As one year draws to a close and another opens its doors to new opportunities, people often consider what they would like to change or improve in the new year. Perhaps you’ve already made a list of resolutions with the usual: lose weight, read more books, spend less time on Facebook, etc.
Resolutions are a wonderful way to jump-start a new habit, but all too often we start them as binding rules and have lost the willpower to continue by mid-February. Writing a New Year’s resolution often puts expectations on ourselves we may or may not be ready to achieve. Sometimes, those expectations are beyond our ability to control.
Sort of like parenting.
As parents, the temptation to control our children is great. Obviously, we all want to provide a safe environment for our children in which they can thrive. Often, however, we confuse our goals for parenting with expectations–and when our expectations are not met, we feel like failures.
Goals are not expectations or resolutions. Instead, setting parenting goals gives you an opportunity to work toward improvements, and to recognize the individual characteristics of your children and how those fit with your values and anticipations.
Marie Roker-Jones of The Good Men Project says, “Setting goals created clear lines of communication and boundaries and allowed for me to see parenting challenges from a different perspective.”
Some simple parenting goals include:

  • Listen more.
  • Watch for your child’s weaknesses and challenges.
  • Watch for your child’s strengths and talents.
  • Identify your triggers and work to eliminate them. (i.e. Being late makes you frustrated, so prepare for the morning the night before.)
  • Take care of yourself.
  • Ask “What can I learn?” rather than “What can I change?”

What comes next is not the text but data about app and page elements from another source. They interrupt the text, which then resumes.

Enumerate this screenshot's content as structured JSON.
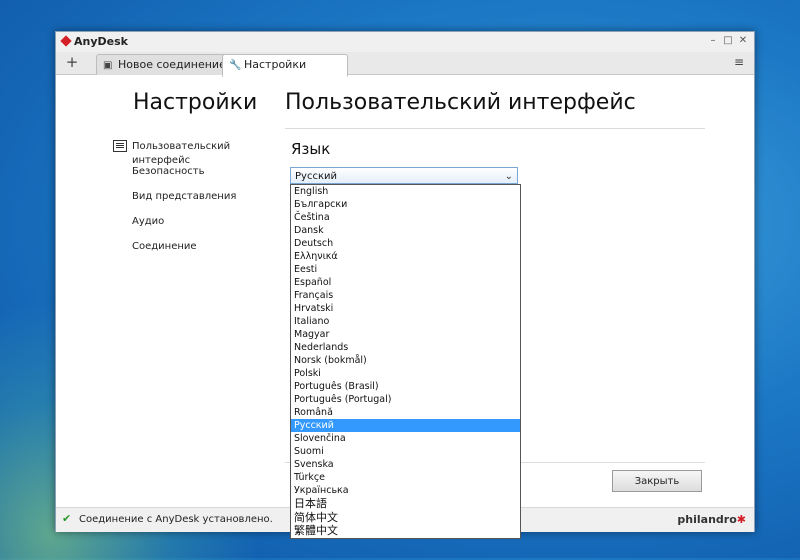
{
  "window": {
    "app_title": "AnyDesk",
    "controls": {
      "minimize": "–",
      "maximize": "□",
      "close": "✕"
    }
  },
  "tabs": [
    {
      "label": "Новое соединение",
      "icon": "monitor-icon",
      "active": false
    },
    {
      "label": "Настройки",
      "icon": "wrench-icon",
      "active": true
    }
  ],
  "tabbar": {
    "add_label": "+",
    "menu_label": "≡"
  },
  "page": {
    "settings_title": "Настройки",
    "section_title": "Пользовательский интерфейс"
  },
  "nav": [
    {
      "label": "Пользовательский интерфейс",
      "active": true
    },
    {
      "label": "Безопасность",
      "active": false
    },
    {
      "label": "Вид представления",
      "active": false
    },
    {
      "label": "Аудио",
      "active": false
    },
    {
      "label": "Соединение",
      "active": false
    }
  ],
  "language": {
    "heading": "Язык",
    "selected": "Русский",
    "options": [
      "English",
      "Български",
      "Čeština",
      "Dansk",
      "Deutsch",
      "Ελληνικά",
      "Eesti",
      "Español",
      "Français",
      "Hrvatski",
      "Italiano",
      "Magyar",
      "Nederlands",
      "Norsk (bokmål)",
      "Polski",
      "Português (Brasil)",
      "Português (Portugal)",
      "Română",
      "Русский",
      "Slovenčina",
      "Suomi",
      "Svenska",
      "Türkçe",
      "Українська",
      "日本語",
      "简体中文",
      "繁體中文"
    ]
  },
  "footer": {
    "close_label": "Закрыть"
  },
  "status": {
    "text": "Соединение с AnyDesk установлено.",
    "brand": "philandro",
    "brand_mark": "✱"
  },
  "colors": {
    "accent_red": "#d51f26",
    "selection_blue": "#3399ff",
    "desktop_blue": "#1c78c5"
  }
}
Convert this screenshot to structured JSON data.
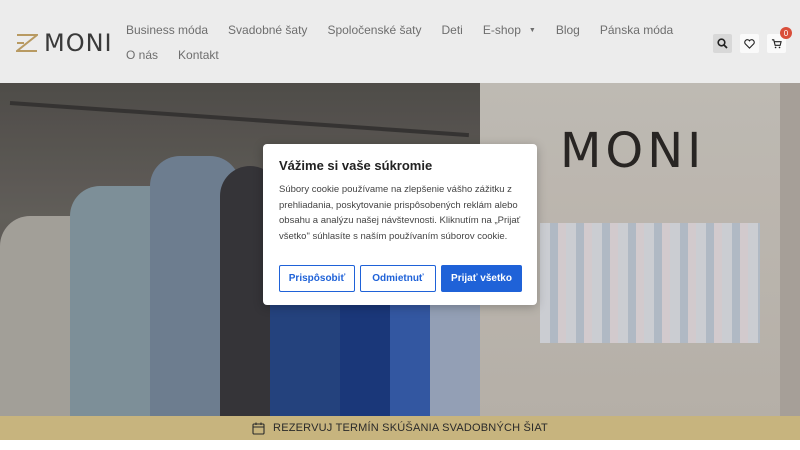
{
  "brand": {
    "name": "MONI"
  },
  "nav": {
    "row1": [
      "Business móda",
      "Svadobné šaty",
      "Spoločenské šaty",
      "Deti",
      "E-shop",
      "Blog",
      "Pánska móda"
    ],
    "row2": [
      "O nás",
      "Kontakt"
    ]
  },
  "header_icons": [
    {
      "name": "search-icon"
    },
    {
      "name": "heart-icon"
    },
    {
      "name": "cart-icon",
      "badge": "0"
    }
  ],
  "hero": {
    "store_sign": "MONI"
  },
  "cookie": {
    "title": "Vážime si vaše súkromie",
    "body": "Súbory cookie používame na zlepšenie vášho zážitku z prehliadania, poskytovanie prispôsobených reklám alebo obsahu a analýzu našej návštevnosti. Kliknutím na „Prijať všetko\" súhlasíte s naším používaním súborov cookie.",
    "customize": "Prispôsobiť",
    "reject": "Odmietnuť",
    "accept": "Prijať všetko"
  },
  "booking": {
    "label": "REZERVUJ TERMÍN SKÚŠANIA SVADOBNÝCH ŠIAT"
  },
  "colors": {
    "accent": "#1f62d8",
    "gold": "#c7b47e",
    "badge": "#d94e3a"
  }
}
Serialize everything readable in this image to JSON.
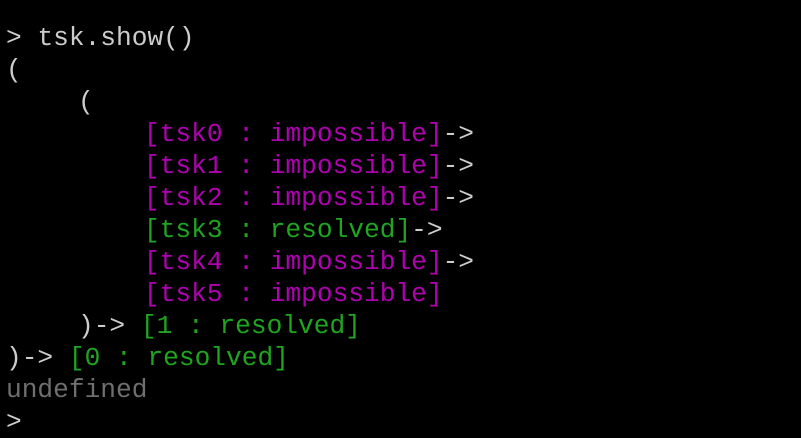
{
  "terminal": {
    "prompt_symbol": ">",
    "command": "tsk.show()",
    "open_paren_outer": "(",
    "open_paren_inner": "(",
    "tasks": [
      {
        "text": "[tsk0 : impossible]",
        "status": "impossible",
        "arrow": "->"
      },
      {
        "text": "[tsk1 : impossible]",
        "status": "impossible",
        "arrow": "->"
      },
      {
        "text": "[tsk2 : impossible]",
        "status": "impossible",
        "arrow": "->"
      },
      {
        "text": "[tsk3 : resolved]",
        "status": "resolved",
        "arrow": "->"
      },
      {
        "text": "[tsk4 : impossible]",
        "status": "impossible",
        "arrow": "->"
      },
      {
        "text": "[tsk5 : impossible]",
        "status": "impossible",
        "arrow": ""
      }
    ],
    "inner_close": ")->",
    "inner_result": "[1 : resolved]",
    "outer_close": ")->",
    "outer_result": "[0 : resolved]",
    "return_value": "undefined",
    "next_prompt": ">"
  },
  "colors": {
    "background": "#000000",
    "plain": "#cccccc",
    "impossible": "#b000b0",
    "resolved": "#1fa51f",
    "undefined": "#6f6f6f"
  }
}
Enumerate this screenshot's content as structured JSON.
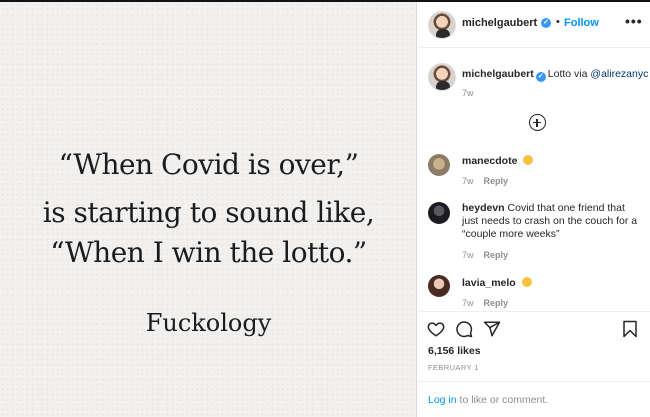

  • Establish boundaries rather than expectations.

Goals indicate an achievement that is within reach, and raising strong kids is definitely one to which everyone aspires.